"This study also found that children with hypertension are more likely to have ADHD (attention deficit hyperactivity disorder)," said Heather R. Adams, Ph.D., an assistant professor of Neurology and Pediatrics at URMC, and an author of the study.
"Although retrospective, this work adds to the growing evidence of an association between hypertension and cognitive function. With 4 percent of children now estimated to have hypertension, the need to understand this potential connection is incredibly important."
Among the study's 201 patients, all of whom had been referred to a pediatric hypertension clinic at URMC's Golisano Children's Hospital, 101 actually had hypertension, or sustained high blood pressure, determined by 24-hour ambulatory monitoring or monitoring by a school nurse or at home.
Overall, 18 percent of the children had learning disabilities, well above the general population's rate of 5 percent. But the percentage among those without hypertension was closer to 9 percent, and among those with hypertension, the rate jumped to 28 percent. All of the children were between 10- and 18-years-old, and the children's learning disability and ADHD diagnoses were reported by parents.
This study is part of a series of hypertension studies by Golisano Children's Hospital researchers, led by Principal Investigator Marc Lande, M.D., a pediatric nephrologist, but it was the first that included children with ADHD. Previous studies excluded them because ADHD medications can increase blood pressure. Researchers included them this time because, although it is possible that some of the children's hypertension was caused by medications, it is also possible that the higher rate of ADHD among children with hypertension is a reflection of neurocognitive problems caused by hypertension.
Twenty percent of the children with hypertension had ADHD whereas only 7 percent of those without hypertension had ADHD among the study participants. And even when ADHD was factored out of the analyses, there was still a higher rate of learning disabilities in the hypertensive, compared to the non-hypertensive group of children.

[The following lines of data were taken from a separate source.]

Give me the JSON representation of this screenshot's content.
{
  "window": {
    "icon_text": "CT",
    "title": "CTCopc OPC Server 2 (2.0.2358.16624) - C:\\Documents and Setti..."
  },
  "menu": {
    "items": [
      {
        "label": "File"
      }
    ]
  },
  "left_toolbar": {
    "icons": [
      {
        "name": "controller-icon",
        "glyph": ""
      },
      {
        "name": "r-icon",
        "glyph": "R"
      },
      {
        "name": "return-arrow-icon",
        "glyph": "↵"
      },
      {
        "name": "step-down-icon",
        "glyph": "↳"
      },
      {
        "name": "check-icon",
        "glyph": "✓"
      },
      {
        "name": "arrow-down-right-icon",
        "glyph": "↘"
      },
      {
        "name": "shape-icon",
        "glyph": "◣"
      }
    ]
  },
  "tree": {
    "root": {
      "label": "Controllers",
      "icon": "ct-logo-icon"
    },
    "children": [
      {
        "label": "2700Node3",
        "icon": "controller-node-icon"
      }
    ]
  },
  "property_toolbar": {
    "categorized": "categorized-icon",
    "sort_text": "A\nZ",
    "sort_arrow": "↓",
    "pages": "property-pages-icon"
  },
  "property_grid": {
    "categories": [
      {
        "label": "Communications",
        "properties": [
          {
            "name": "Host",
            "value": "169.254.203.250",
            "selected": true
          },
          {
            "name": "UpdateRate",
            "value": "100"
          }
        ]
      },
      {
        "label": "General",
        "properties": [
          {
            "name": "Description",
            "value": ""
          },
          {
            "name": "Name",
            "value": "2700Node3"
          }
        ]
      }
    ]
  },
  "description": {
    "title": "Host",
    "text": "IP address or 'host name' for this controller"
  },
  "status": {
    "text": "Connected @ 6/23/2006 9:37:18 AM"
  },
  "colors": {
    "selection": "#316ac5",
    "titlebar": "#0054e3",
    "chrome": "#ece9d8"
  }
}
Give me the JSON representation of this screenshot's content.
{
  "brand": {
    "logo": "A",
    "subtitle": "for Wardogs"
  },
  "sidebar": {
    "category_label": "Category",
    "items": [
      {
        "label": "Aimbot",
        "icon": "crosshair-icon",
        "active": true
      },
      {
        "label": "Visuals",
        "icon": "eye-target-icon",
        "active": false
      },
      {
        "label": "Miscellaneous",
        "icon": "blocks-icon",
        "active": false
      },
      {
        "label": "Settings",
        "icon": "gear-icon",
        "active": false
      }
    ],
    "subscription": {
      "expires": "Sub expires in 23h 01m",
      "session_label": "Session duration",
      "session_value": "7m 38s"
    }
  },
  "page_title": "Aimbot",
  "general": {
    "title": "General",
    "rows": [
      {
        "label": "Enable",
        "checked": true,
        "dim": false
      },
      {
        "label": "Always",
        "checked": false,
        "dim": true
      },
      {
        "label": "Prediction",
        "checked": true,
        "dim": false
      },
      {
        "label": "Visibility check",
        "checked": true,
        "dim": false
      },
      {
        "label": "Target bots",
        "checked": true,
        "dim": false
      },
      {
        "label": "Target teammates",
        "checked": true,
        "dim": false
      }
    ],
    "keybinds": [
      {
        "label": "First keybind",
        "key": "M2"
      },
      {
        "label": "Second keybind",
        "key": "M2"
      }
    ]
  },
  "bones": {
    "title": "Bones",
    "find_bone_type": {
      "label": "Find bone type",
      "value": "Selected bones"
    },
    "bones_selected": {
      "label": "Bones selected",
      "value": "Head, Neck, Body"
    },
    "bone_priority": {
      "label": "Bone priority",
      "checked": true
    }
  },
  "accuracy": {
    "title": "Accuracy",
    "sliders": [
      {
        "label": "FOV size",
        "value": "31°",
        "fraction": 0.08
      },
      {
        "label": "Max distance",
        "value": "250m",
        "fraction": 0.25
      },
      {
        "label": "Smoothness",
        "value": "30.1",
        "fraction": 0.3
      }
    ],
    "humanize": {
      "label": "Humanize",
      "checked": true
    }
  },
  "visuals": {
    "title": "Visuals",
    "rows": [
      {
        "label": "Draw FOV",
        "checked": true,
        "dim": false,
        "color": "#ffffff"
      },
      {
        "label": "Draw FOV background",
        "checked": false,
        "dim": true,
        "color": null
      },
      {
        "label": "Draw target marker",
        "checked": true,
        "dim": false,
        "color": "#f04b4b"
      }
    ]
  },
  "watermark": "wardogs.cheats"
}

"With each study, we're getting closer to understanding the relationship between hypertension and cognitive function in children," Lande said. "And this study underscores the need for us to continue to tease out the potential risk children with hypertension have for learning difficulties at a time when learning is so important. It may be too early to definitively link hypertension and learning disabilities, but it isn't too early for us, as clinicians, to ensure our pediatric patients with hypertension are getting properly screened for cognitive issues."
The study was funded by a grant from the National Institutes of Health. The authors have no conflicts to disclose.
Heather Hare | EurekAlert!
Disarray in the brain
18.12.2017 | Universität zu Lübeck
Amputees can learn to control a robotic arm with their minds
28.11.2017 | University of Chicago Medical Center
A study carried out by an international team of researchers and published in the journal Physical Review X shows that ion-trap technologies available today are suitable for building large-scale quantum computers. The scientists introduce trapped-ion quantum error correction protocols that detect and correct processing errors.
In order to reach their full potential, today’s quantum computer prototypes have to meet specific criteria: First, they have to be made bigger, which means...
Since 2016, German and Spanish researchers, among them scientists from the University of Göttingen, have been hunting for exoplanets with the “Carmenes”...
DNA molecules that follow specific instructions could offer more precise molecular control of synthetic chemical systems, a discovery that opens the door for engineers to create molecular machines with new and complex behaviors.
Researchers have created chemical amplifiers and a chemical oscillator using a systematic method that has the potential to embed sophisticated circuit...
MPQ scientists achieve long storage times for photonic quantum bits which break the lower bound for direct teleportation in a global quantum network.
Concerning the development of quantum memories for the realization of global quantum networks, scientists of the Quantum Dynamics Division led by Professor...
Researchers have developed a water cloaking concept based on electromagnetic forces that could eliminate an object's wake, greatly reducing its drag while...
11.12.2017 | Event News
08.12.2017 | Event News
07.12.2017 | Event News
18.12.2017 | Information Technology
18.12.2017 | Physics and Astronomy
18.12.2017 | Agricultural and Forestry Science